Where does come from?
Sake, sometimes spelled saké, is a type of Japanese wine made from rice. Sake is Japan’s national beverage and an important part of Japanese culture. Traditionally, sake is heated slightly and served in a small earthenware or clay flask called a tokkuri, then poured into small, typically porcelain drinking cups called choko or ochoko. These accoutrements for drinking sake, collectively known as shuki, are what the sake bottle and cup emoji shows.
The sake bottle and cup emoji was approved under Unicode 6.0 in 2010. On some platforms, like Google, the emoji appears as a tan tokkuri, a bulbous container with a narrow neck, with a small white ochoko to the left. On other platforms, such as Apple, the containers are both white with a blue band along the bottom, a traditional ceramic design for sake-ware. Every platform has a slightly different artistic rendering of these shuki, as the screenshot from Emojipedia highlights below.
Who uses ?
The sake bottle and cup emoji is most popular, unsurprisingly, among Japanese people. What is surprising, though, is that Google Trends data shows search interest in the sake bottle and cup emoji limited to Japan and the United States.
The sake bottle and cup emoji is used to illustrate celebrations that involve, well, sake. But this usage is pretty expansive: The sake emoji can be used to indicate any kind of celebratory meal involving drinking and partying, not just exclusively sake drinking.

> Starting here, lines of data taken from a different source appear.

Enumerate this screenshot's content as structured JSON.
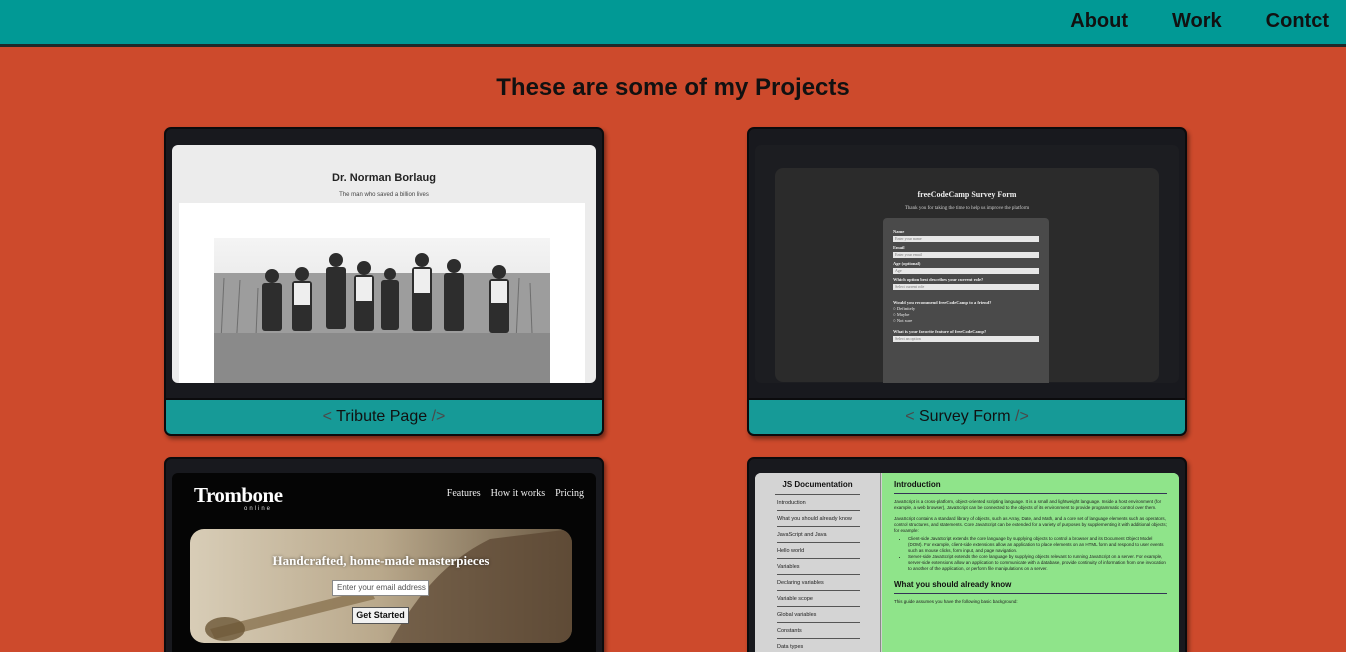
{
  "nav": {
    "links": [
      "About",
      "Work",
      "Contct"
    ]
  },
  "projects": {
    "title": "These are some of my Projects",
    "items": [
      {
        "open_bracket": "<",
        "name": "Tribute Page",
        "close_bracket": "/>",
        "preview": {
          "title": "Dr. Norman Borlaug",
          "subtitle": "The man who saved a billion lives"
        }
      },
      {
        "open_bracket": "<",
        "name": "Survey Form",
        "close_bracket": "/>",
        "preview": {
          "title": "freeCodeCamp Survey Form",
          "subtitle": "Thank you for taking the time to help us improve the platform",
          "fields": [
            {
              "label": "Name",
              "placeholder": "Enter your name"
            },
            {
              "label": "Email",
              "placeholder": "Enter your email"
            },
            {
              "label": "Age (optional)",
              "placeholder": "Age"
            }
          ],
          "role_question": "Which option best describes your current role?",
          "role_select": "Select current role",
          "recommend_question": "Would you recommend freeCodeCamp to a friend?",
          "recommend_options": [
            "Definitely",
            "Maybe",
            "Not sure"
          ],
          "feature_question": "What is your favorite feature of freeCodeCamp?",
          "feature_select": "Select an option"
        }
      },
      {
        "preview": {
          "logo": "Trombone",
          "logo_sub": "online",
          "nav": [
            "Features",
            "How it works",
            "Pricing"
          ],
          "hero_title": "Handcrafted, home-made masterpieces",
          "email_placeholder": "Enter your email address",
          "button": "Get Started"
        }
      },
      {
        "preview": {
          "side_title": "JS Documentation",
          "side_items": [
            "Introduction",
            "What you should already know",
            "JavaScript and Java",
            "Hello world",
            "Variables",
            "Declaring variables",
            "Variable scope",
            "Global variables",
            "Constants",
            "Data types"
          ],
          "heading1": "Introduction",
          "para1": "JavaScript is a cross-platform, object-oriented scripting language. It is a small and lightweight language. Inside a host environment (for example, a web browser), JavaScript can be connected to the objects of its environment to provide programmatic control over them.",
          "para2": "JavaScript contains a standard library of objects, such as Array, Date, and Math, and a core set of language elements such as operators, control structures, and statements. Core JavaScript can be extended for a variety of purposes by supplementing it with additional objects; for example:",
          "bullet1": "Client-side JavaScript extends the core language by supplying objects to control a browser and its Document Object Model (DOM). For example, client-side extensions allow an application to place elements on an HTML form and respond to user events such as mouse clicks, form input, and page navigation.",
          "bullet2": "Server-side JavaScript extends the core language by supplying objects relevant to running JavaScript on a server. For example, server-side extensions allow an application to communicate with a database, provide continuity of information from one invocation to another of the application, or perform file manipulations on a server.",
          "heading2": "What you should already know",
          "para3": "This guide assumes you have the following basic background:"
        }
      }
    ]
  }
}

— うい (@ui_pshu) June 30, 2018
Because the sake bottle and cup emoji pops up in celebratory situations where folks are drinking, it’s often paired with the clinking beer mugs emoji 🍻 and other alcoholic beverage emoji.
CHEERS TO THE FREAKIN' WEEKEND! | My #girlssquad is better than yours! It's Saturday, because tomorrow's Sunday! Woof woof! 🍻🍶🍷🍺🍻🍶🍷🍻🍶🍷🍺
— L Mini Writer (@LMiniWriter) June 30, 2018
— しまむーん🌙尽忠 (@artever1) June 29, 2018
Some Western social-media users mistake the sake bottle and cup emoji as showing a milk carafe or drinking vessels for other beverages. As a result, sake bottle and cup emoji appears not infrequently in posts about breakfast and other lactic treats. That’s a breakfast of champions.
Healthy food is not your choice all the time.sometimes it means that all what you find to eat ! 🧀🍞🍶🍑 pic.twitter.com/IAw7CPYsfy
— Maha Nagi (@MahaNagi) June 30, 2018